a) 47...Qg8?? 48.Rxf5+! Ke7 49.Rf7+ Kd8 50.Qh4+ Kc8 51.Qf4 '+-' Black is not just lost, he's dead lost here. There's nothing to be done about e6 - at least nothing good to be done about it. DM
b) 47...Ke7?? 48.Qxg7+ Kd8 49.Qxb7 Rc8 Is very awkward. MW 50.g7 DM continues the line 50...Rg8 51.Kf1 and it's not at all clear that Black can unravel to use his extra rook (granted White has four pawns for it). DM
c) 47...Rac8! DM 48.Qh8+ Ke7 49.Qxg7+ Kd8 50.Qxb7 Rg8 51.Kf2 Qe7 52.Qb6+ Kd7 53.Rg3 Qe6 54.g7 Rb8 55.Qa7+ Kc8 56.Qxa5 (56.Qa6+ Rb7 57.Qa8+ Kc7 58.Qf8 Rxb3 59.Qd6+ Qxd6 60.cxd6+ Kd7µ) 56...Qxb3 57.Qa6+ Kc7 58.Rg6 Qc2+ 59.Qe2 Qb1 60.Rg1 Qb3 61.Qd2 Rb4–+ This line was provided by DM, but I think it is quite difficult as a practical try. Simpler is to just defend the b-pawn with 47....Rab8 MW; 48.Qh8+ Ke7 49.Qxg7+ Kd8 50.Qf6+ Kd7–+ 51.Rxf5 Qxf6 52.exf6 Rg8 53.g7 Ke6 54.Rf4 Rbf8 and the pawns fall.
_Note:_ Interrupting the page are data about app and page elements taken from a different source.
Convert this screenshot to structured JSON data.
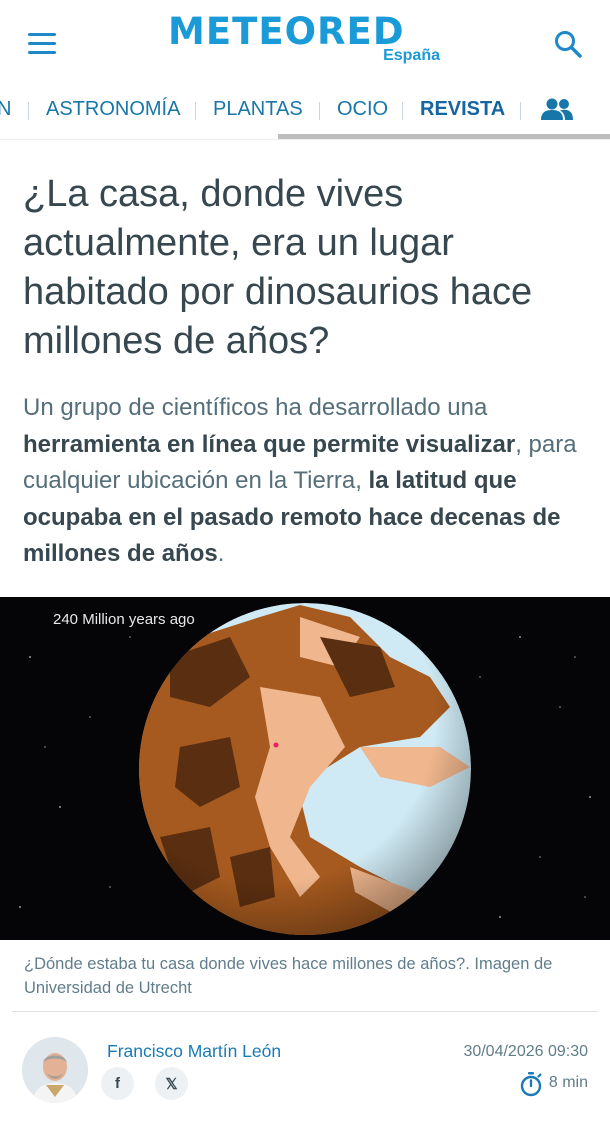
{
  "header": {
    "logo_text": "METEORED",
    "logo_sub": "España"
  },
  "nav": {
    "items": [
      {
        "label": "N"
      },
      {
        "label": "ASTRONOMÍA"
      },
      {
        "label": "PLANTAS"
      },
      {
        "label": "OCIO"
      },
      {
        "label": "REVISTA",
        "active": true
      }
    ]
  },
  "article": {
    "title": "¿La casa, donde vives actualmente, era un lugar habitado por dinosaurios hace millones de años?",
    "lead": {
      "t1": "Un grupo de científicos ha desarrollado una ",
      "b1": "herramienta en línea que permite visualizar",
      "t2": ", para cualquier ubicación en la Tierra, ",
      "b2": "la latitud que ocupaba en el pasado remoto hace decenas de millones de años",
      "t3": "."
    },
    "image_label": "240 Million years ago",
    "caption": "¿Dónde estaba tu casa donde vives hace millones de años?. Imagen de Universidad de Utrecht"
  },
  "author": {
    "name": "Francisco Martín León",
    "date": "30/04/2026 09:30",
    "read_time": "8 min",
    "facebook_label": "f",
    "x_label": "𝕏"
  },
  "colors": {
    "brand": "#1a9ad6",
    "land": "#a65a1f",
    "ocean": "#cfeaf4"
  }
}
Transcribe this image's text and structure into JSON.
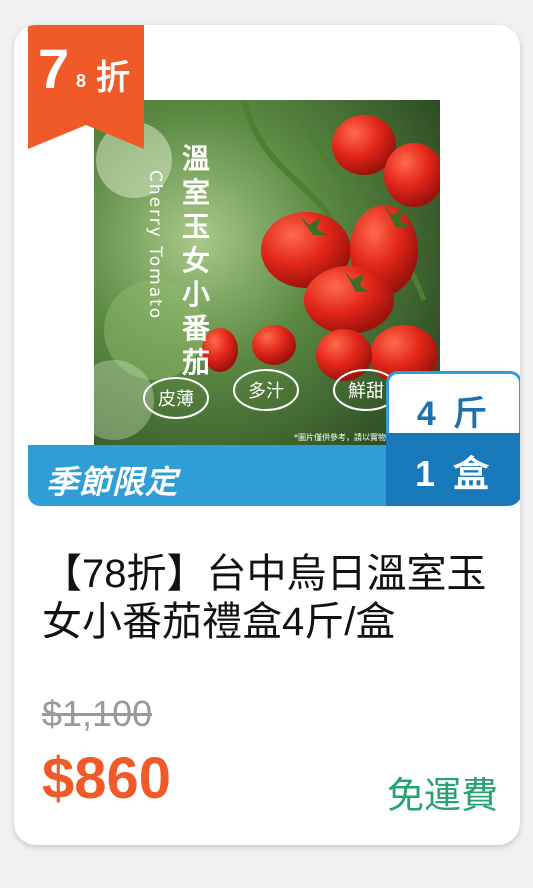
{
  "discount_badge": {
    "number": "7",
    "small": "8",
    "unit": "折"
  },
  "image": {
    "vertical_title": "溫室玉女小番茄",
    "vertical_en": "Cherry Tomato",
    "tags": [
      "皮薄",
      "多汁",
      "鮮甜"
    ],
    "caption": "*圖片僅供參考，請以實物為準"
  },
  "season_label": "季節限定",
  "spec": {
    "weight": "4 斤",
    "unit": "1 盒"
  },
  "product": {
    "title": "【78折】台中烏日溫室玉女小番茄禮盒4斤/盒"
  },
  "price": {
    "original": "$1,100",
    "sale": "$860"
  },
  "shipping": "免運費",
  "colors": {
    "badge": "#f05a28",
    "season_bar": "#2f9ed7",
    "spec_dark": "#1779ba",
    "sale_price": "#f05a28",
    "shipping": "#24a373"
  }
}
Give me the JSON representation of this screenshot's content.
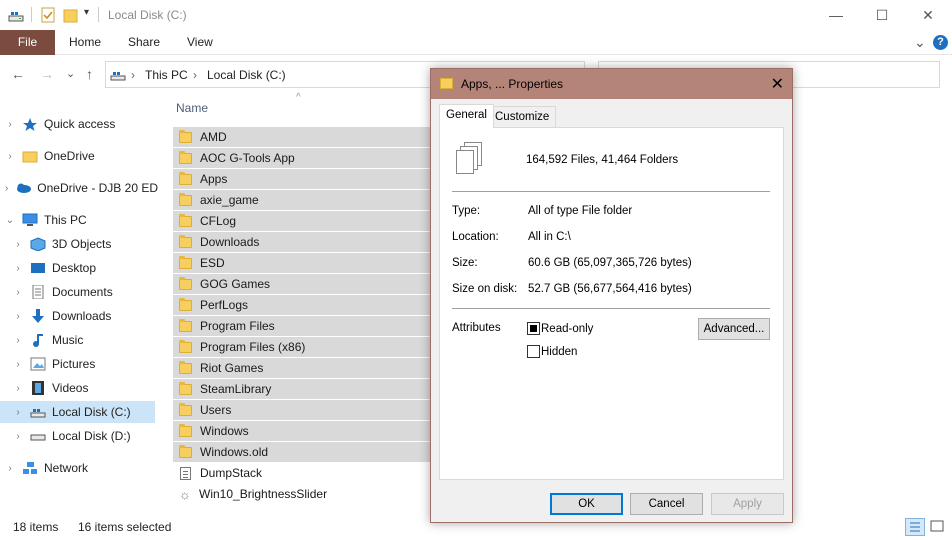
{
  "window": {
    "title": "Local Disk (C:)",
    "controls": {
      "minimize": "—",
      "maximize": "☐",
      "close": "✕"
    }
  },
  "ribbon": {
    "tabs": [
      "File",
      "Home",
      "Share",
      "View"
    ],
    "expand": "⌄",
    "help": "?"
  },
  "address": {
    "back": "←",
    "forward": "→",
    "recent": "⌄",
    "up": "↑",
    "crumbs": [
      "This PC",
      "Local Disk (C:)"
    ],
    "sep": "›",
    "dropdown": "⌄"
  },
  "nav": {
    "items": [
      {
        "label": "Quick access",
        "icon": "star-icon"
      },
      {
        "label": "OneDrive",
        "icon": "cloud-icon"
      },
      {
        "label": "OneDrive - DJB 20 ED",
        "icon": "cloud-icon"
      },
      {
        "label": "This PC",
        "icon": "pc-icon"
      },
      {
        "label": "3D Objects",
        "icon": "cube-icon"
      },
      {
        "label": "Desktop",
        "icon": "desktop-icon"
      },
      {
        "label": "Documents",
        "icon": "documents-icon"
      },
      {
        "label": "Downloads",
        "icon": "download-icon"
      },
      {
        "label": "Music",
        "icon": "music-icon"
      },
      {
        "label": "Pictures",
        "icon": "pictures-icon"
      },
      {
        "label": "Videos",
        "icon": "videos-icon"
      },
      {
        "label": "Local Disk (C:)",
        "icon": "drive-icon"
      },
      {
        "label": "Local Disk (D:)",
        "icon": "drive-icon"
      },
      {
        "label": "Network",
        "icon": "network-icon"
      }
    ]
  },
  "list": {
    "column_name": "Name",
    "sort_glyph": "^",
    "rows": [
      {
        "name": "AMD",
        "type": "folder",
        "selected": true
      },
      {
        "name": "AOC G-Tools App",
        "type": "folder",
        "selected": true
      },
      {
        "name": "Apps",
        "type": "folder",
        "selected": true
      },
      {
        "name": "axie_game",
        "type": "folder",
        "selected": true
      },
      {
        "name": "CFLog",
        "type": "folder",
        "selected": true
      },
      {
        "name": "Downloads",
        "type": "folder",
        "selected": true
      },
      {
        "name": "ESD",
        "type": "folder",
        "selected": true
      },
      {
        "name": "GOG Games",
        "type": "folder",
        "selected": true
      },
      {
        "name": "PerfLogs",
        "type": "folder",
        "selected": true
      },
      {
        "name": "Program Files",
        "type": "folder",
        "selected": true
      },
      {
        "name": "Program Files (x86)",
        "type": "folder",
        "selected": true
      },
      {
        "name": "Riot Games",
        "type": "folder",
        "selected": true
      },
      {
        "name": "SteamLibrary",
        "type": "folder",
        "selected": true
      },
      {
        "name": "Users",
        "type": "folder",
        "selected": true
      },
      {
        "name": "Windows",
        "type": "folder",
        "selected": true
      },
      {
        "name": "Windows.old",
        "type": "folder",
        "selected": true
      },
      {
        "name": "DumpStack",
        "type": "file",
        "selected": false
      },
      {
        "name": "Win10_BrightnessSlider",
        "type": "app",
        "selected": false
      }
    ]
  },
  "status": {
    "items": "18 items",
    "selected": "16 items selected"
  },
  "dialog": {
    "title": "Apps, ... Properties",
    "close": "✕",
    "tabs": [
      "General",
      "Customize"
    ],
    "summary": "164,592 Files, 41,464 Folders",
    "fields": [
      {
        "label": "Type:",
        "value": "All of type File folder"
      },
      {
        "label": "Location:",
        "value": "All in C:\\"
      },
      {
        "label": "Size:",
        "value": "60.6 GB (65,097,365,726 bytes)"
      },
      {
        "label": "Size on disk:",
        "value": "52.7 GB (56,677,564,416 bytes)"
      }
    ],
    "attributes_label": "Attributes",
    "readonly_label": "Read-only",
    "hidden_label": "Hidden",
    "advanced_label": "Advanced...",
    "ok_label": "OK",
    "cancel_label": "Cancel",
    "apply_label": "Apply"
  },
  "colors": {
    "file_tab": "#7a4b3e",
    "dialog_caption": "#b58478",
    "selection": "#d9d9d9",
    "nav_selection": "#cce4f7",
    "folder": "#f7cf5e",
    "default_button_border": "#0078d7"
  }
}
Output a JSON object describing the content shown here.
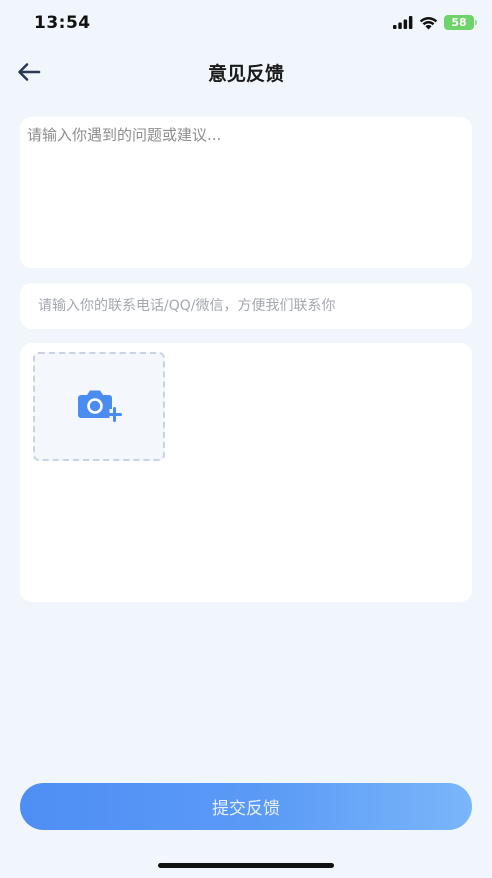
{
  "status_bar": {
    "time": "13:54",
    "battery": "58",
    "icons": [
      "signal-icon",
      "wifi-icon",
      "battery-charging-icon"
    ]
  },
  "nav": {
    "title": "意见反馈",
    "back_icon": "arrow-left-icon"
  },
  "feedback": {
    "placeholder": "请输入你遇到的问题或建议...",
    "value": ""
  },
  "contact": {
    "placeholder": "请输入你的联系电话/QQ/微信，方便我们联系你",
    "value": ""
  },
  "upload": {
    "icon": "camera-add-icon"
  },
  "submit": {
    "label": "提交反馈"
  },
  "colors": {
    "background": "#f1f6fd",
    "card": "#ffffff",
    "accent_start": "#4f8ef4",
    "accent_end": "#7bb6fa",
    "camera_icon": "#4a8cf0",
    "battery": "#6dd36a"
  }
}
MW
47...Qxb3 48.Qh8+ Qg8
A nice defensive move which my opponent missed in his lengthy calculations. I remembered it from my game with McTavish in 2004, when I was the one who was surprised by a backwards defensive Queen move.
49.Qh3 Ke7 50.Qxf5 Qe6 51.Qxg5+ Kd7 52.Rh7 Rg8 53.Qf6
And now with less than a minute, my opponent offered a draw. I couldn't help but laugh.
It took me five minutes, but I had plenty of time on my clock and was looking at the many checks on the White King I could have performed.
54.exf6 Ke6 55.f7 Rgf8 56.Rxg7 Kf6
White is all out of tricks and the game is over.